Iger, 65, is chatting with The Hollywood Reporter, which has named him the most powerful person in entertainment for his shrewd management of the world's largest media company. This is just a few days before he took off on his most important trip to China, to christen the $5.5 billion park with leaders of the country's communist party. Tragically, the day before the opening ceremony, Iger received news that 2-year-old Lane Graves was snatched and killed by an alligator in a lagoon at Disney's Orlando resort. The horror hit the CEO and father of four (including two sons with wife Willow Bay) especially hard he personally called the boy's parents and dispatched his parks chief to Orlando and illustrated the diverse challenges thrown at the New York native in his role as business executive, brand statesman and manager of the kind of bizarre news events that become amplified because of their association with Disney. "Yes, all CEOs have to deal with investors and to some extent the press, but we get a lot more attention than any other company," he says before the incident, which occurred a day after Disney donated $1 million to victims of the Pulse nightclub massacre in Orlando (Disney employed two of the 49 killed).

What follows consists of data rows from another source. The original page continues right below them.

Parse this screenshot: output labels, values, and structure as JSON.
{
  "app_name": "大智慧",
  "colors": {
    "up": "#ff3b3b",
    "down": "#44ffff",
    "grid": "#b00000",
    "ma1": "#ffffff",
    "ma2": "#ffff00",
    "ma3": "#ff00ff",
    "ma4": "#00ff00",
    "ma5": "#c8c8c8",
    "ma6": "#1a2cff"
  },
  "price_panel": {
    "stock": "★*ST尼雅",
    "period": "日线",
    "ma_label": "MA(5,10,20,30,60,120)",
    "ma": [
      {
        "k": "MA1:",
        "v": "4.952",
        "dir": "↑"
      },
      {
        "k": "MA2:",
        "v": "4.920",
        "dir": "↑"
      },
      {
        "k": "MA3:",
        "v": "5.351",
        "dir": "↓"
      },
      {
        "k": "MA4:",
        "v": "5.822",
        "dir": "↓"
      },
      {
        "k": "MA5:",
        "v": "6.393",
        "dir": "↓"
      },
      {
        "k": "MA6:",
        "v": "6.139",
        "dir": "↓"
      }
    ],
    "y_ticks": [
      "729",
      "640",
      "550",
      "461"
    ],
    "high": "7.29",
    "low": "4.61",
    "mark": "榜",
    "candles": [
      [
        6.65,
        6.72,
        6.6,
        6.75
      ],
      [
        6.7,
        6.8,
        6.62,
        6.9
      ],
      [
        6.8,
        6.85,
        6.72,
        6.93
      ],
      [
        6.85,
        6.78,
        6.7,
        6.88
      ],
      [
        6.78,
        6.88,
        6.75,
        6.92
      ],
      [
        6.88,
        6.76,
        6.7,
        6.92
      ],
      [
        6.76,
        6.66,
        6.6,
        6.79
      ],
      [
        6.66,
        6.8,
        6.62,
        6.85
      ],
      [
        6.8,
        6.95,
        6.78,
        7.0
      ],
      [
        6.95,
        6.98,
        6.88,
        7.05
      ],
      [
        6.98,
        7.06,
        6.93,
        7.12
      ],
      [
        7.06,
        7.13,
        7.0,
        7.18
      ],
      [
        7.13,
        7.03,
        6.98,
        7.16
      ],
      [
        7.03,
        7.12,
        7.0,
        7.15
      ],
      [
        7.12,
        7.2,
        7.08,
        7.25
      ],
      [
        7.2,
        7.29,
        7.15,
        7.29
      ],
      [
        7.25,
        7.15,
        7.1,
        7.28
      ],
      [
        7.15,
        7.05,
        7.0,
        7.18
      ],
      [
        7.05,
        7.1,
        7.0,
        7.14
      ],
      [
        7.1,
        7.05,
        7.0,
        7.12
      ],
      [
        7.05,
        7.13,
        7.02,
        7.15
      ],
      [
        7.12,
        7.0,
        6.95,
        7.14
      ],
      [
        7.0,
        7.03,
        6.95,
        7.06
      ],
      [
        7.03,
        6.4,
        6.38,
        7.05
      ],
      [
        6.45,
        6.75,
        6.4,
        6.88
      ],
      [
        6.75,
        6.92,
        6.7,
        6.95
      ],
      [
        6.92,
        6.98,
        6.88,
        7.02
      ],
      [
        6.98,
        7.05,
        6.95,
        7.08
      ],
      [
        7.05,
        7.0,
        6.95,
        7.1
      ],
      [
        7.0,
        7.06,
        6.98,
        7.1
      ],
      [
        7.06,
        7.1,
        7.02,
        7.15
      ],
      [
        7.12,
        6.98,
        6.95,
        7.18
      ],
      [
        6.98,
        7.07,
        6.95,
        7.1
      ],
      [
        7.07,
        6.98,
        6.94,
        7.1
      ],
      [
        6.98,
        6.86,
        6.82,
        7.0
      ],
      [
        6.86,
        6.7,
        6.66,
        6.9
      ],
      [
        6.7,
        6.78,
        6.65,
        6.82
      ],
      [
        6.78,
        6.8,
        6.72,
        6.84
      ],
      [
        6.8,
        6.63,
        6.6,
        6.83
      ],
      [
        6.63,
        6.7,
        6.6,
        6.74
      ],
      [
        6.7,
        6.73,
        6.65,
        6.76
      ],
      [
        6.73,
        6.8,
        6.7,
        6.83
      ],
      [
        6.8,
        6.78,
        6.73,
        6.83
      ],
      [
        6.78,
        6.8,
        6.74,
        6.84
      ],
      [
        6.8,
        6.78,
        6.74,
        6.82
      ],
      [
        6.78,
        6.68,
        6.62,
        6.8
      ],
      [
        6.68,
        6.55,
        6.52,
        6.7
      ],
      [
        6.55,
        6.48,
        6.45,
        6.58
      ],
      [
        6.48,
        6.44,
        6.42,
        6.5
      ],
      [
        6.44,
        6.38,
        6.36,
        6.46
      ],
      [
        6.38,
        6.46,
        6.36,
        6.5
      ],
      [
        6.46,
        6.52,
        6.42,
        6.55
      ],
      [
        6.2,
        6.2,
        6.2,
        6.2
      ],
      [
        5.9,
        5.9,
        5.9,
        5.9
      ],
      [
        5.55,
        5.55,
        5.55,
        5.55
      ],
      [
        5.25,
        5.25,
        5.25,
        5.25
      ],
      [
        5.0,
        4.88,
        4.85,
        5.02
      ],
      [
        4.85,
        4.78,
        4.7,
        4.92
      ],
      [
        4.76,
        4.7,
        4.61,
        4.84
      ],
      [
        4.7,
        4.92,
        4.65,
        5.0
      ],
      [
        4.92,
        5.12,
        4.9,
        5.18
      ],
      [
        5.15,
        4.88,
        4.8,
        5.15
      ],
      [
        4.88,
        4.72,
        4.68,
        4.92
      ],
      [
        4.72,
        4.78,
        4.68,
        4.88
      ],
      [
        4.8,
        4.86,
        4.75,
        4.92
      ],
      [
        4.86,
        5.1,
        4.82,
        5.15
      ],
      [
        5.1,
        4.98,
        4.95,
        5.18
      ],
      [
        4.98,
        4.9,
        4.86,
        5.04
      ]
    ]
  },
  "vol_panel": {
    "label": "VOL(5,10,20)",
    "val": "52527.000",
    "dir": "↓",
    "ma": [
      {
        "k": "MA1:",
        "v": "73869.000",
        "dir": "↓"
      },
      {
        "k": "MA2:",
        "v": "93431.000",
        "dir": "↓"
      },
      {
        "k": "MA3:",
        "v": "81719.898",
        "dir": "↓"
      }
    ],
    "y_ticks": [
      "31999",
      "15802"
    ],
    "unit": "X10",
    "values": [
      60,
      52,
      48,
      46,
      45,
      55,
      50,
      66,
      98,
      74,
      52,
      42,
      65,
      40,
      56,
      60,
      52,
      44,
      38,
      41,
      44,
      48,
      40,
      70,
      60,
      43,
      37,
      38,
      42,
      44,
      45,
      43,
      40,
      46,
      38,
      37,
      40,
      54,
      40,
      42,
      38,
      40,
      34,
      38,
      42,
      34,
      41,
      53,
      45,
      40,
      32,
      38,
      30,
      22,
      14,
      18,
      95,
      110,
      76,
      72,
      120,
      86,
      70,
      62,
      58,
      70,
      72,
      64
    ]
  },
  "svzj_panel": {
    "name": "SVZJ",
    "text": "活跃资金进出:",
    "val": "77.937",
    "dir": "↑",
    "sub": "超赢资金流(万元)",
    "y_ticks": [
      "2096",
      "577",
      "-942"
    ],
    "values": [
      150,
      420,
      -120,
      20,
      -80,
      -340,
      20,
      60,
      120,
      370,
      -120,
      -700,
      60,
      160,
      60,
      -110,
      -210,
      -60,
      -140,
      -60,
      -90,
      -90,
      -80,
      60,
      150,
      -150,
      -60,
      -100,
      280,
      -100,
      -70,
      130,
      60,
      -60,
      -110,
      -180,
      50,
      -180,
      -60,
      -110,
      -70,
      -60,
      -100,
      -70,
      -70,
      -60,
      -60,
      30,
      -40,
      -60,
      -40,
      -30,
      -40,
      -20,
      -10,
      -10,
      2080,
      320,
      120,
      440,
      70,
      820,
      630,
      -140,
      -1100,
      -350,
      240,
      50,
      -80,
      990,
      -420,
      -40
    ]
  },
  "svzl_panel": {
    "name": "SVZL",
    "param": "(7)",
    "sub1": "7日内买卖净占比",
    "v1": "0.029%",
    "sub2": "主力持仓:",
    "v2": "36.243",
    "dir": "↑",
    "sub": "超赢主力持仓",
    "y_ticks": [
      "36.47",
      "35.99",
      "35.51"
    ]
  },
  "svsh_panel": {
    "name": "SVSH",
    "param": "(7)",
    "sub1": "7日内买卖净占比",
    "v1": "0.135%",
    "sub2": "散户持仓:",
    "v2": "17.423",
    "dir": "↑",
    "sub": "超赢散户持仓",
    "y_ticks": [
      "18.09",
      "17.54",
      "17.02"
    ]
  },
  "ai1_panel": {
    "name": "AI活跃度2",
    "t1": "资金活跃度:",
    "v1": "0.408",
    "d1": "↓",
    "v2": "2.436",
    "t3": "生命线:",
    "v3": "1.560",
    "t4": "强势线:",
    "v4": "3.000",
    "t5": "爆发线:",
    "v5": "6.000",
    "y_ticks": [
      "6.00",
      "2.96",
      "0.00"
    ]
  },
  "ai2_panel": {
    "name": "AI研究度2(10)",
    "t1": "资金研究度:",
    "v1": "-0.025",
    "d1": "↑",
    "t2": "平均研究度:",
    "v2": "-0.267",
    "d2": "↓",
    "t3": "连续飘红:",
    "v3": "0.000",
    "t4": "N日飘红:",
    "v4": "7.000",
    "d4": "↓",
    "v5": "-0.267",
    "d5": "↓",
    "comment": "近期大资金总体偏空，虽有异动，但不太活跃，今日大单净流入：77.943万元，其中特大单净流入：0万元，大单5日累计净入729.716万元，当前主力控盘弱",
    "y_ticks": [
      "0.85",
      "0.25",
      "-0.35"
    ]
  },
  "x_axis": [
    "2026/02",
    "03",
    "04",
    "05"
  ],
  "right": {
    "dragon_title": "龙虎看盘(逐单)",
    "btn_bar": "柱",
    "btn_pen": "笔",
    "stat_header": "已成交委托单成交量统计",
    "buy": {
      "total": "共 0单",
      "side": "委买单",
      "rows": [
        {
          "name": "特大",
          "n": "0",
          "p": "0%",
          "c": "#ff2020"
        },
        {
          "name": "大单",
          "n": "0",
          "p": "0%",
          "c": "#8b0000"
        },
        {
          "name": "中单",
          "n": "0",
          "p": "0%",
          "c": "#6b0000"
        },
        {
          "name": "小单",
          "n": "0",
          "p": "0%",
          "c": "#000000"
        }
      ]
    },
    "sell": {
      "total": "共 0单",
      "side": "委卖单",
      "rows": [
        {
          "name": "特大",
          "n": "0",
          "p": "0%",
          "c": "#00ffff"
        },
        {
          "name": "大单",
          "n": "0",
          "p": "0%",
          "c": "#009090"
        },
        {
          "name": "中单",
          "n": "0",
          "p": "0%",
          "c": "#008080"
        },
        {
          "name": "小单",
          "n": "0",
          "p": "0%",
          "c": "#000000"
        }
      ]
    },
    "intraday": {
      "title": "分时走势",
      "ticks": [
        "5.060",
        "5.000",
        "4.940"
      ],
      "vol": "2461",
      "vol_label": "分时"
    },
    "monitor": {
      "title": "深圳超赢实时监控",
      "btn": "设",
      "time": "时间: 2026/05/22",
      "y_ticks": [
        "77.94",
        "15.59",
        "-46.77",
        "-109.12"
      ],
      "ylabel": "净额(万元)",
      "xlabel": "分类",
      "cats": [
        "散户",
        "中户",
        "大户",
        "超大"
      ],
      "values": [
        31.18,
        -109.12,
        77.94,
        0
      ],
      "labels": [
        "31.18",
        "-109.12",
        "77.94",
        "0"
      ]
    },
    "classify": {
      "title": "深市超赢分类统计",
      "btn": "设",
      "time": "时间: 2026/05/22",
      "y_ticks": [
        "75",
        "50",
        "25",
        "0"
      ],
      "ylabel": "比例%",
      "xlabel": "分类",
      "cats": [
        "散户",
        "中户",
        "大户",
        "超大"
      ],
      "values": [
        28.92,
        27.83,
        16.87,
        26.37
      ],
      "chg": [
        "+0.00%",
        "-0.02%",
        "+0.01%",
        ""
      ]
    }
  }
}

In his 11 years atop Disney, Iger has become the most effective media CEO of his generation. When he was named to the post in March 2005 (a controversial choice, given his lack of film or parks experience), the former weatherman and longtime ABC executive inherited a company whose storied animation studio was in disarray and its stock price at $27.70 a share. Thanks to a management style colleagues describe as respectful yet decisive, growth initiatives at its cable channels and a series of big-ticket deals for Pixar Animation Studios ($7.4 billion), Marvel Entertainment ($4 billion) and Lucasfilm ($4.1 billion), Disney stock closed June 20 at $99.57. The company's market cap of $163 billion helped earn Iger $46.5 million in 2015, among the top 10 paydays of U.S. CEOs. During his tenure, he has proved himself equally adept at communicating with business leaders (mending Disney's relationship with Steve Jobs, which led to the Pixar deal), the creative community and a board that includes heavyweights Sheryl Sandberg of Facebook and Twitter's Jack Dorsey. The Disney film studio has succeeded in the franchise business like none of its rivals (Finding Dory opened to $136 million during the June 17 weekend, a record for an animated film), and its Media Networks division, which includes cable TV, generated nearly $8 billion in operating income in 2015 (four times the film division and half the company's profits). Just last Sunday, Game 7 of the NBA Finals delivered more than 30 million viewers to ABC, a record for the network's basketball coverage.